waking to find your tent sliding across the snow, accelerating
in a headlong journey toward Tibet"), but he allows himself to
wax poetic when the moment demands. His description of the
summit: "Just rock, a dome of snow, the deep blue sky, and a
hunk of orange-painted metal from which a shredded American flag
cracked in the wind. Nothing more. Except two tiny figures
walking these last few feet to the top of the Earth."

SEVEN SUMMITS by Dick Bass and Frank Wells, with Rick Ridgeway
This is the tale of two men who set out to climb the highest peak
on each of the seven continents, but half the book is devoted to
their repeated attempts to get up the world's highest mountain.
Frank Wells was a studio head and Dick Bass a millionaire
businessman; the story of the moguls on the mountain, though, is
told in a charmingly straightforward manner. Here's the
description of Bass, reaching Everest's peak in 1985: "He hummed
in his mind the Colonel Bogey march from Bridge on the River
Kwai. He straightened up, squared his shoulders, he was finishing
in style, with class."

The disastrous 1996 climbing season was documented most
popularly in Krakauer's book and Breashears's film (available on
DVD and VHS), but several other books give accounts of those
treacherous days. Dickinson is an Everest Everyman--a relatively
inexperienced climber hired by an expedition to make a film
about British actor Brian Blessed, who was attempting the climb.
"I was well out of my depth on Everest, and I am the first to
admit it," Dickinson says. When Blessed quits partway up,
Dickinson and the crew finish the climb (carrying a scarf of the
actor's with symbolic importance). In a way, it's the perfect
modern Everest saga: The first climbers challenged Everest
because the mountain was there; Dickinson did it because a
camera was there.

Don't want to wait until the book or the movie comes out? You can
boot up and follow the action on the Web. offers
regular reports from expeditions. Here are four to follow this

THE KID Ben Clark, a 23-year-old climbing guide, attempts to
become the youngest American to reach the summit.
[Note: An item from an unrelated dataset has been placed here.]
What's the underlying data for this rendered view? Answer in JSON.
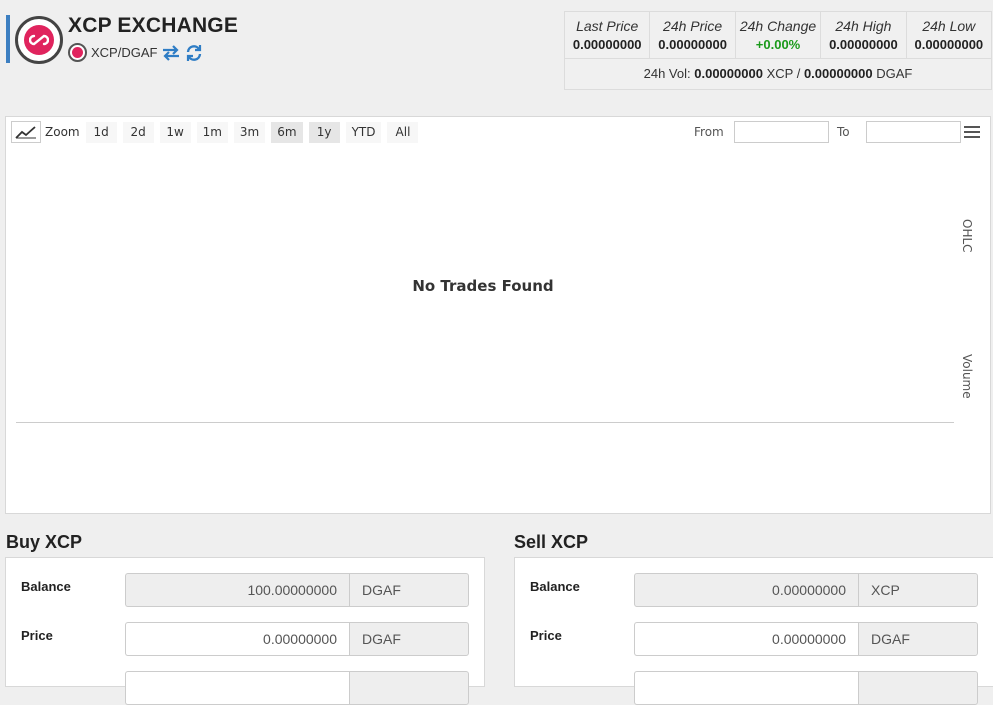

THE FIREFIGHTER Thirty-five-year-old Glenn Edwards of Markham,
Ont., is going for the glamour of being the first Canadian to
reach the top without supplemental oxygen.

THE ONE-ARMED MAN Gary Guller (right), who lost his left arm in a
mountaineering accident, leads a team of nine climbers with

POWDER HOUNDS A team of seven Americans will climb the North
Ridge without supplemental oxygen or porters and then ski down.

--Bill Syken